    I’m not worried about the popular discussion of aligning the CIO and the CMO. Content marketing and curation opportunities are huge with all of these platforms.
    I’m concerned about the how the CMO aligns better with Sales. Right now with the acquisitions Salesforce has made, the pieces don’t really tie everything together so the CMO can tell a great story with impact to revenue. These acquisitions don’t make it any easier for the CMO and the CRO/CSO to develop a reliable and cohesive story that predicts revenue impact and helps drive process improvement. Yes, ExactTarget Pardot integrates with Salesforce. But when you try to drill into real campaign and revenue influence it is clunky, hard, and filled with some analytic voodoo. Bottom line: How do customers win?

    Interesting times ahead.

    Brian Hansford
    Heinz Marketing
    Tw. RemarkMarketing

  • JasonWBall

    Good analysis. I was another one voting it’d be Marketo (no wonder my investment strategy sucks).

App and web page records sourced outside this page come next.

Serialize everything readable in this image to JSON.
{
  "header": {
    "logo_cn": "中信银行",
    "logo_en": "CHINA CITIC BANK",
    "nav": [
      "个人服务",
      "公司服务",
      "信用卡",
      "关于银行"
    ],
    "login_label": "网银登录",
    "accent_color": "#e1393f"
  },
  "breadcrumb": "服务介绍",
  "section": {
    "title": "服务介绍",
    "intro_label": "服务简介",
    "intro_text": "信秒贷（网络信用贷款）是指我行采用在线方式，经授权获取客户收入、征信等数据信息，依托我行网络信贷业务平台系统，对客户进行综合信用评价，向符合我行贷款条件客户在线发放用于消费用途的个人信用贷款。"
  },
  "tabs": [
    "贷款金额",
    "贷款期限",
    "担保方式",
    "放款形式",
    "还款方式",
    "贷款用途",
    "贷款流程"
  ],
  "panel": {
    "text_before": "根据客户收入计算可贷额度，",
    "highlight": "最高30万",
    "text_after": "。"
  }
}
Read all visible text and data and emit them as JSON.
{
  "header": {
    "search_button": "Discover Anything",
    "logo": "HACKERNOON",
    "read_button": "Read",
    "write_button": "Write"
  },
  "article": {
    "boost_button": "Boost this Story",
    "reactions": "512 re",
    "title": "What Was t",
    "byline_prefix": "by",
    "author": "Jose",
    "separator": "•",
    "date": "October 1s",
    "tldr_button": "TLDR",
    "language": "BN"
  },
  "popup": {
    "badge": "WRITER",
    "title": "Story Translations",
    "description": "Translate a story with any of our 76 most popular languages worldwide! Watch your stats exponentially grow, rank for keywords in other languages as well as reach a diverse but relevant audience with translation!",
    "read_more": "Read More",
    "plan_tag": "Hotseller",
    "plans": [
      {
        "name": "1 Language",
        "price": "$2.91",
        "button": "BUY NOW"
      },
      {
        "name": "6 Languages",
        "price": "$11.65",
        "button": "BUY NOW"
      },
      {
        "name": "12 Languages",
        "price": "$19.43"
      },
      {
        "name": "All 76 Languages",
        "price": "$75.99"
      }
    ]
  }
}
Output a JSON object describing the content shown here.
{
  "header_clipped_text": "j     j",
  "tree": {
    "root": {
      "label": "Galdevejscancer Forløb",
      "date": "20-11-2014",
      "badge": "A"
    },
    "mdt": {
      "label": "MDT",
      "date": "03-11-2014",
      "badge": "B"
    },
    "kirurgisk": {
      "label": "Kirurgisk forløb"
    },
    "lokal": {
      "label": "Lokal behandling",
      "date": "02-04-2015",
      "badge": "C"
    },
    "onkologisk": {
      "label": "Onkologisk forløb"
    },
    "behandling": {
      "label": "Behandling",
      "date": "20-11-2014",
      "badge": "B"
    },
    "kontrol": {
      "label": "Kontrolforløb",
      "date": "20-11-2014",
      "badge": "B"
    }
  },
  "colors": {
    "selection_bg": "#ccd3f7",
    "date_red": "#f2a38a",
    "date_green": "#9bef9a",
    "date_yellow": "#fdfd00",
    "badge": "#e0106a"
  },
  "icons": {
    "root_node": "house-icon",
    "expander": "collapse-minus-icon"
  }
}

    As others have mentioned, the key will be in making it work on the ground for real-live marketers. I still have way too many meetings with clients who’ve invested in one of the main MA solutions but are seeing precious little value beyond old-school batch-and-blast (which they could do just as well/badly beforehand). And this can be a year after buying their chosen solution. Perhaps there’s more scope for a greater professional services capability (and not just the standard training).

    One aspect that these acquisitions highlights for me is the continued importance of outbound activity for content marketing. While the idea of inbound-only is seductive and gets a lot of screen real-estate, certainly in B2B where I specialise, the bulk of content marketing activity is still dominated by outbound (primarily email-based) communications. It’s also where the bulk of the results are coming from.

    It’ll be interesting to see what happens in the mid-market/SMB end of the market. Personally I’d love to see some kind of HubSpot + Unbounce + MailChimp type of combination. While each has a fair degree of overlap, the combination would move towards fixing some areas of weakness within each.